2 egg whites
pinch of salt
half a capfull white or cider vinegar
3-4 dashes hot sauce
3/4 tsp vanilla extract
1/2 cup superfine sugar
1/4 cup cocoa powder, sifted
1/2 tsp cinnamon
demerara/turbinado sugar "in the raw"


Preheat oven to ~250 degrees F.

Beat egg whites on low speed (most recipes say it's best when they are at room temperature) until just before they form soft peaks. Add salt, vinegar (or cream of tartar), hot sauce and vanilla, then continue to beat until soft peaks form. Add sugar in at least 2 increments so that it has time to dissolve. Turn up mixer speed and beat until mixture is glossy and forming stiff peaks. Add in cocoa powder and cinnamon and beat on high for one minute. Any movement made in the batter at this point should leave a track.

Transfer mixture into a pastry bag or a ziploc bag with a cut corner. Pipe small meringue dots onto a lined baking sheet. I used a reusable baking sheet liner, I have no idea what it is or what it's made of (it's definitely not parchment or silicone), but I credit it and my friend Jeff with the success of the third try on this recipe.

Sprinkle each dot with some sugar in the raw. And place the sheet in the oven for 2 hours.

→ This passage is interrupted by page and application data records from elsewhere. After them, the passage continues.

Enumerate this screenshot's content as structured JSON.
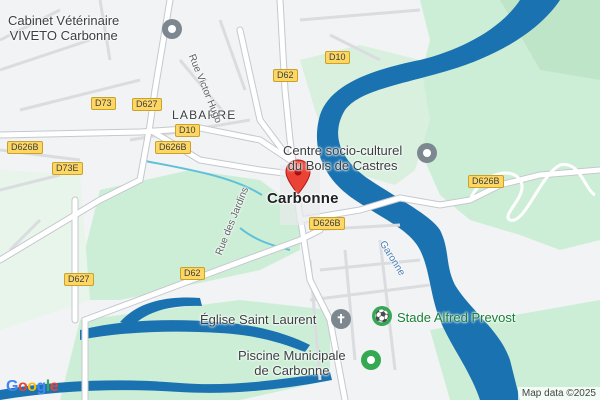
{
  "map": {
    "town": "Carbonne",
    "district": "LABARRE",
    "pois": {
      "vet_line1": "Cabinet Vétérinaire",
      "vet_line2": "VIVETO Carbonne",
      "centre_line1": "Centre socio-culturel",
      "centre_line2": "du Bois de Castres",
      "church": "Église Saint Laurent",
      "stadium": "Stade Alfred Prevost",
      "pool_line1": "Piscine Municipale",
      "pool_line2": "de Carbonne"
    },
    "streets": {
      "victor_hugo": "Rue Victor Hugo",
      "jardins": "Rue des Jardins"
    },
    "river": "Garonne",
    "roads": [
      "D10",
      "D62",
      "D73",
      "D627",
      "D10",
      "D626B",
      "D73E",
      "D626B",
      "D626B",
      "D626B",
      "D627",
      "D62"
    ],
    "colors": {
      "land": "#f1f3f4",
      "water": "#1a73b0",
      "park": "#cdeed6",
      "road": "#ffffff",
      "shield": "#fdd663",
      "pin": "#ea4335"
    },
    "icons": [
      "map-pin-icon",
      "church-icon",
      "stadium-icon",
      "pool-icon",
      "vet-icon",
      "community-centre-icon"
    ]
  },
  "footer": {
    "logo": "Google",
    "attribution": "Map data ©2025"
  }
}
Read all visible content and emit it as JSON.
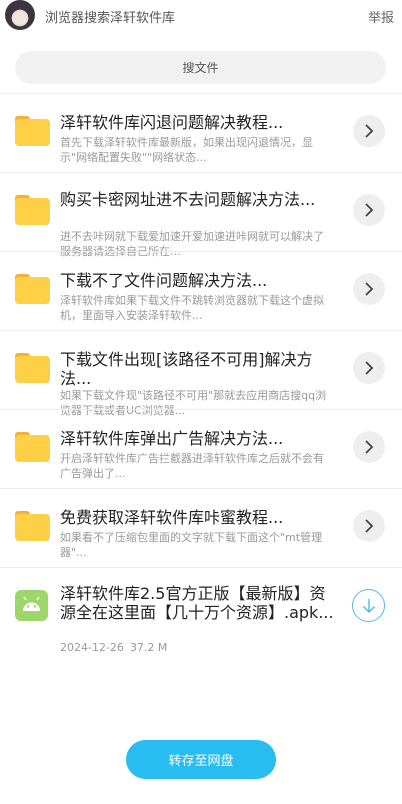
{
  "header": {
    "title": "浏览器搜索泽轩软件库",
    "report_label": "举报"
  },
  "search": {
    "label": "搜文件"
  },
  "files": [
    {
      "title": "泽轩软件库闪退问题解决教程...",
      "desc": "首先下载泽轩软件库最新版，如果出现闪退情况，显示\"网络配置失败\"\"网络状态..."
    },
    {
      "title": "购买卡密网址进不去问题解决方法...",
      "desc": "进不去咔网就下载爱加速开爱加速进咔网就可以解决了 服务器请选择自己所在..."
    },
    {
      "title": "下载不了文件问题解决方法...",
      "desc": "泽轩软件库如果下载文件不跳转浏览器就下载这个虚拟机，里面导入安装泽轩软件..."
    },
    {
      "title": "下载文件出现[该路径不可用]解决方法...",
      "desc": "如果下载文件现\"该路径不可用\"那就去应用商店搜qq浏览器下载或者UC浏览器..."
    },
    {
      "title": "泽轩软件库弹出广告解决方法...",
      "desc": "开启泽轩软件库广告拦截器进泽轩软件库之后就不会有广告弹出了..."
    },
    {
      "title": "免费获取泽轩软件库咔蜜教程...",
      "desc": "如果看不了压缩包里面的文字就下载下面这个\"mt管理器\"..."
    }
  ],
  "apk": {
    "title": "泽轩软件库2.5官方正版【最新版】资源全在这里面【几十万个资源】.apk...",
    "date": "2024-12-26",
    "size": "37.2 M"
  },
  "save_button": {
    "label": "转存至网盘"
  },
  "colors": {
    "accent": "#29bcf0",
    "folder": "#fdd046",
    "apk": "#9fd66b"
  }
}
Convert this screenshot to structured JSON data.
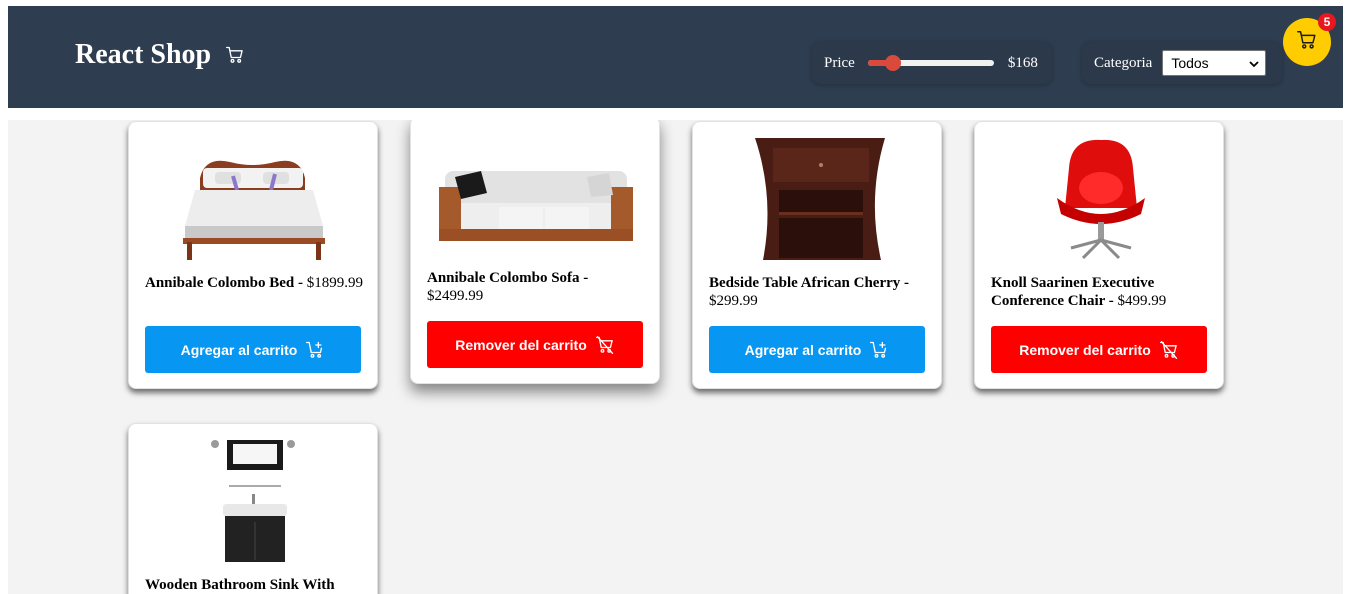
{
  "header": {
    "title": "React Shop",
    "cart_icon": "cart-icon",
    "background": "#2e3d50"
  },
  "filters": {
    "price_label": "Price",
    "price_value": "$168",
    "price_slider_fraction": 0.2,
    "slider_color": "#d94a3d",
    "category_label": "Categoria",
    "category_selected": "Todos"
  },
  "cart": {
    "count": "5",
    "button_color": "#ffcc00",
    "badge_color": "#e8161d"
  },
  "products": [
    {
      "name": "Annibale Colombo Bed",
      "separator": " -",
      "price": "$1899.99",
      "action": "Agregar al carrito",
      "in_cart": false,
      "image": "bed"
    },
    {
      "name": "Annibale Colombo Sofa",
      "separator": " -",
      "price": "$2499.99",
      "action": "Remover del carrito",
      "in_cart": true,
      "image": "sofa"
    },
    {
      "name": "Bedside Table African Cherry",
      "separator": " -",
      "price": "$299.99",
      "action": "Agregar al carrito",
      "in_cart": false,
      "image": "bedside-table"
    },
    {
      "name": "Knoll Saarinen Executive Conference Chair",
      "separator": " -",
      "price": "$499.99",
      "action": "Remover del carrito",
      "in_cart": true,
      "image": "chair"
    },
    {
      "name": "Wooden Bathroom Sink With",
      "separator": "",
      "price": "",
      "action": "",
      "in_cart": false,
      "image": "bathroom-sink"
    }
  ],
  "colors": {
    "add_button": "#0797f2",
    "remove_button": "#ff0000"
  }
}
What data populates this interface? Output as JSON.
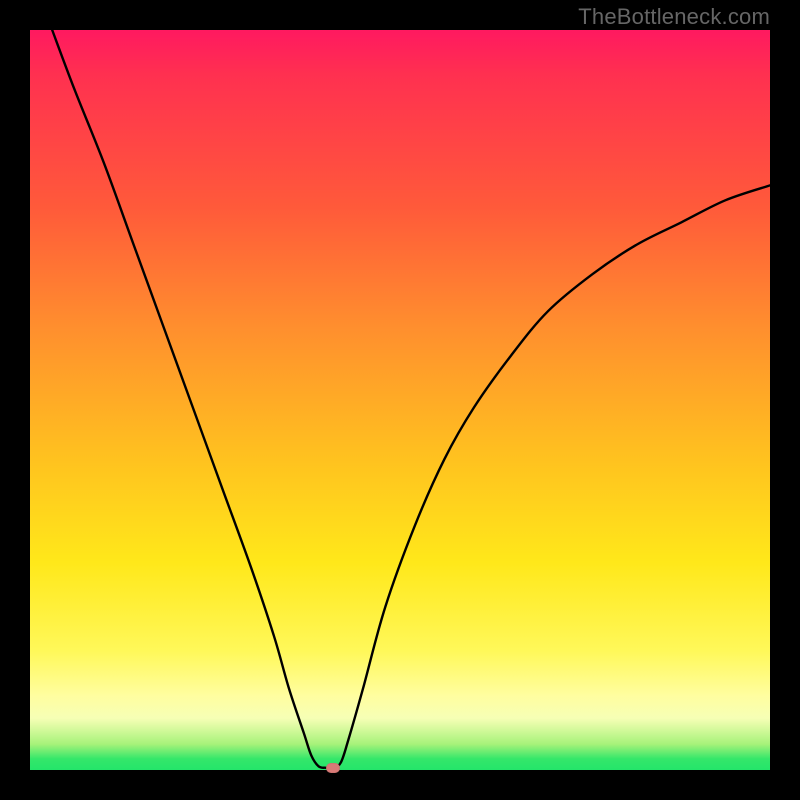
{
  "watermark": "TheBottleneck.com",
  "colors": {
    "frame_bg": "#000000",
    "curve_stroke": "#000000",
    "marker_fill": "#d97a77",
    "gradient_stops": [
      {
        "pos": 0,
        "hex": "#ff1960"
      },
      {
        "pos": 0.06,
        "hex": "#ff3050"
      },
      {
        "pos": 0.24,
        "hex": "#ff5a3a"
      },
      {
        "pos": 0.4,
        "hex": "#ff8e2e"
      },
      {
        "pos": 0.58,
        "hex": "#ffc21f"
      },
      {
        "pos": 0.72,
        "hex": "#ffe81a"
      },
      {
        "pos": 0.84,
        "hex": "#fff85a"
      },
      {
        "pos": 0.9,
        "hex": "#fffea0"
      },
      {
        "pos": 0.93,
        "hex": "#f6ffb5"
      },
      {
        "pos": 0.965,
        "hex": "#a7f27a"
      },
      {
        "pos": 0.985,
        "hex": "#34e76a"
      },
      {
        "pos": 1.0,
        "hex": "#24e56a"
      }
    ]
  },
  "chart_data": {
    "type": "line",
    "title": "",
    "xlabel": "",
    "ylabel": "",
    "xlim": [
      0,
      100
    ],
    "ylim": [
      0,
      100
    ],
    "grid": false,
    "legend": false,
    "curve_points": [
      {
        "x": 3,
        "y": 100
      },
      {
        "x": 6,
        "y": 92
      },
      {
        "x": 10,
        "y": 82
      },
      {
        "x": 14,
        "y": 71
      },
      {
        "x": 18,
        "y": 60
      },
      {
        "x": 22,
        "y": 49
      },
      {
        "x": 26,
        "y": 38
      },
      {
        "x": 30,
        "y": 27
      },
      {
        "x": 33,
        "y": 18
      },
      {
        "x": 35,
        "y": 11
      },
      {
        "x": 37,
        "y": 5
      },
      {
        "x": 38,
        "y": 2
      },
      {
        "x": 39,
        "y": 0.5
      },
      {
        "x": 40,
        "y": 0.3
      },
      {
        "x": 41,
        "y": 0.3
      },
      {
        "x": 42,
        "y": 1
      },
      {
        "x": 43,
        "y": 4
      },
      {
        "x": 45,
        "y": 11
      },
      {
        "x": 48,
        "y": 22
      },
      {
        "x": 52,
        "y": 33
      },
      {
        "x": 56,
        "y": 42
      },
      {
        "x": 60,
        "y": 49
      },
      {
        "x": 65,
        "y": 56
      },
      {
        "x": 70,
        "y": 62
      },
      {
        "x": 76,
        "y": 67
      },
      {
        "x": 82,
        "y": 71
      },
      {
        "x": 88,
        "y": 74
      },
      {
        "x": 94,
        "y": 77
      },
      {
        "x": 100,
        "y": 79
      }
    ],
    "marker": {
      "x": 41,
      "y": 0.3
    },
    "notes": "V-shaped bottleneck curve over heatmap gradient; minimum near x≈40–41. Values read approximately from un-labeled axes using the 740×740 plot area as 0–100 on each axis."
  }
}
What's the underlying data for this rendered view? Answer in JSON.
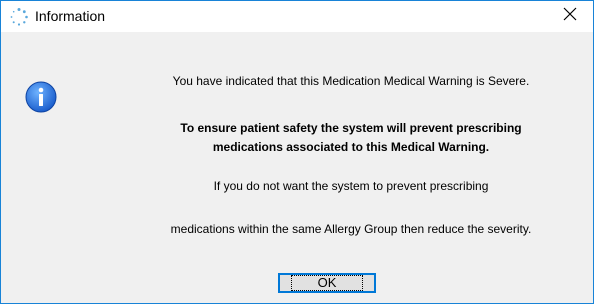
{
  "window": {
    "title": "Information",
    "accent_color": "#1883d7",
    "title_icon": "spinner-dots-icon",
    "close_icon": "close-icon"
  },
  "dialog": {
    "icon": "info-icon",
    "line1": "You have indicated that this Medication Medical Warning is Severe.",
    "bold_line1": "To ensure patient safety the system will prevent prescribing",
    "bold_line2": "medications associated to this Medical Warning.",
    "line3": "If you do not want the system to prevent prescribing",
    "line4": "medications within the same Allergy Group then reduce the severity.",
    "ok_label": "OK"
  }
}
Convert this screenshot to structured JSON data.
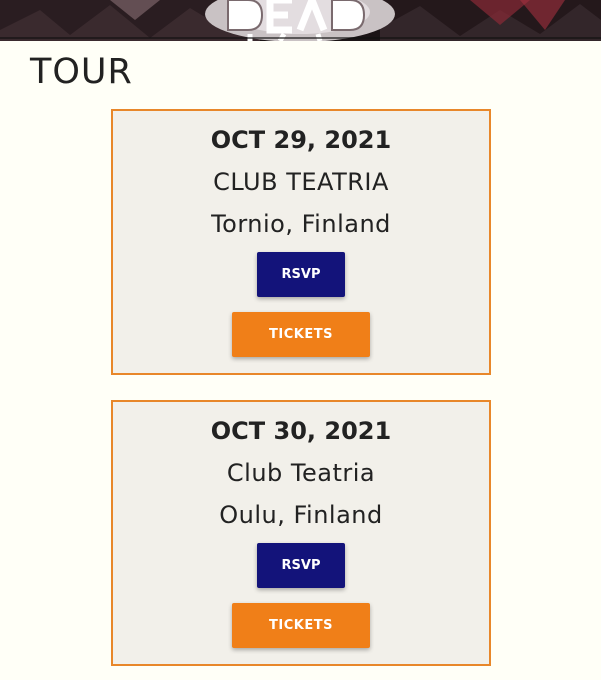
{
  "section_title": "TOUR",
  "events": [
    {
      "date": "OCT 29, 2021",
      "venue": "CLUB TEATRIA",
      "location": "Tornio, Finland",
      "rsvp_label": "RSVP",
      "tickets_label": "TICKETS"
    },
    {
      "date": "OCT 30, 2021",
      "venue": "Club Teatria",
      "location": "Oulu, Finland",
      "rsvp_label": "RSVP",
      "tickets_label": "TICKETS"
    }
  ],
  "colors": {
    "page_background": "#fffff7",
    "card_border": "#e8872a",
    "card_background": "#f2f0ea",
    "rsvp_button": "#13137a",
    "tickets_button": "#f07f18"
  }
}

After 2 hours turn the oven off and let the meringues continue to cool and dry in the oven with the door closed for at least another hour.

Because I took a picture of it, this is what my Panzanella looked like. I followed Giada's recipe for the most part, but we know I'm not a fan of exact measurements. I hit it with some grated Parmesan and served it with "fried" eggs which was the perfect companion.

No comments:

Post a Comment